It was a privilege for me to be invited to participate in the discussion and reflection integrating scripture and social policy.  The statement is the outcome.  I suggest that this could be a reflection/prayer/discernment document for use by sisters and mission partners on social protection and taxation.  It is certainly integrating spirituality and social policy and the sustainable development goals.  As you know I have been a long time advocate on the need to implement national floors of social protection – moving from poverty to prosperity.

A video and statement has been prepared – and are now in three languages – English, Spanish and French.

Short Version – English only   Video

English  Video  

Spanish Video

French Video

Statement in three language:

DIAKONIA IN THE TIME OF INEQUALITY  DIAKONÍA EN TIEMPOS DE DESIGUALDAD

DIACONIA AU TEMPS DES INÉGALITÉS

We call on churches and faith based organizations everywhere to stand up and demand for fair redistribution of wealth and social protection as a matter of social justice and human rights. We affirm that social protection is an essential requirement for a just society, regardless of nationality, legal citizenship or the level of economic development in a country. We also believe that taxation is a fundamental instrument for redistribution and for financing the common good so that all can have life in dignity.

Civil Society Declaration- 55th Session Commission for Social Development

ngocsocd-2

The Declaration is available here in English, Spanish and French together with a copy of the program of January 30th and 31st.   cs-declaration-ecs-declaration-scs-declaration-fr2017-cs-forum-program

Like us on Facebook – GSIJP     Follow us on Twitter gsijp

February 20, 2013 – World Day of Social Justice

ban_ki-moon_portraitSecretary-General’s Message for 2013

” As we mark World Day of Social Justice, we see far too many places where there are increasing opportunities for a few and only rising inequality for the many.                                                                                                Growing inequality undermines the international community’s progress in lifting millions out of poverty and building a more just world.                                                                           The fault lines are visible in falling wages for women and young people and limited access to education,health services and decent jobs.                                               We must strengthen and build institutions and develop policies that promote inclusive development.                                                                                           In adopting the Millennium Development Goals (MDGs), world leaders committed to create a more equal and just world.  Much progress has been made in enhancing decent work opportunities, strengthening social protection and improving public services.                                                                 Despite these advances, billions of people desperately depend on our focused and tireless efforts.  We must accelerate our work to meet the MDGs by the 2015 deadline and also look beyond by beginning to define new goals for sustainable development.                                                                                       As we seek to build the world we want, let us intensify our efforts to achieve a more inclusive, equitable and sustainable development path built on dialogue, transparency and social justice.”

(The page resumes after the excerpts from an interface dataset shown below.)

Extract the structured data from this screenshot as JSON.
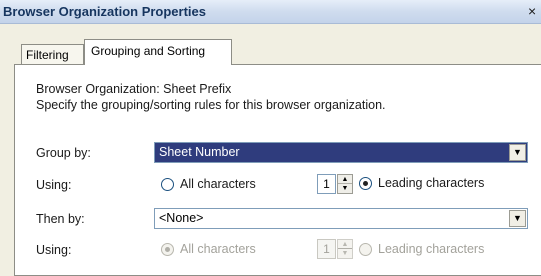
{
  "window": {
    "title": "Browser Organization Properties",
    "close_glyph": "×"
  },
  "tabs": [
    {
      "label": "Filtering",
      "selected": false
    },
    {
      "label": "Grouping and Sorting",
      "selected": true
    }
  ],
  "panel": {
    "org_line": "Browser Organization: Sheet Prefix",
    "description": "Specify the grouping/sorting rules for this browser organization."
  },
  "group_by": {
    "label": "Group by:",
    "value": "Sheet Number",
    "dropdown_glyph": "▼",
    "using_label": "Using:",
    "all_characters_label": "All characters",
    "all_characters_selected": false,
    "leading_count": "1",
    "leading_characters_label": "Leading characters",
    "leading_characters_selected": true
  },
  "then_by": {
    "label": "Then by:",
    "value": "<None>",
    "dropdown_glyph": "▼",
    "using_label": "Using:",
    "all_characters_label": "All characters",
    "all_characters_selected": true,
    "leading_count": "1",
    "leading_characters_label": "Leading characters",
    "leading_characters_selected": false,
    "disabled": true
  },
  "spin_glyphs": {
    "up": "▲",
    "down": "▼"
  },
  "colors": {
    "title_text": "#16355f",
    "selected_combo_bg": "#2f3c7d",
    "dialog_bg": "#f1efe2"
  }
}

The ILO Director-General, Guy Ryder also has a message for Social Justice Day.   Read the text or listen to the video

“Today, there is a pervasive sense of deep injustice that the weakest are being asked to sacrifice the most.”

“… in seeking to escape the traps of joblessness and poverty at home, many women and men are falling into the traps of human traffickers in modern forms of slavery.”

” 80 per cent of the world’s population lacks adequate social security coverage and more than half have no coverage at all.”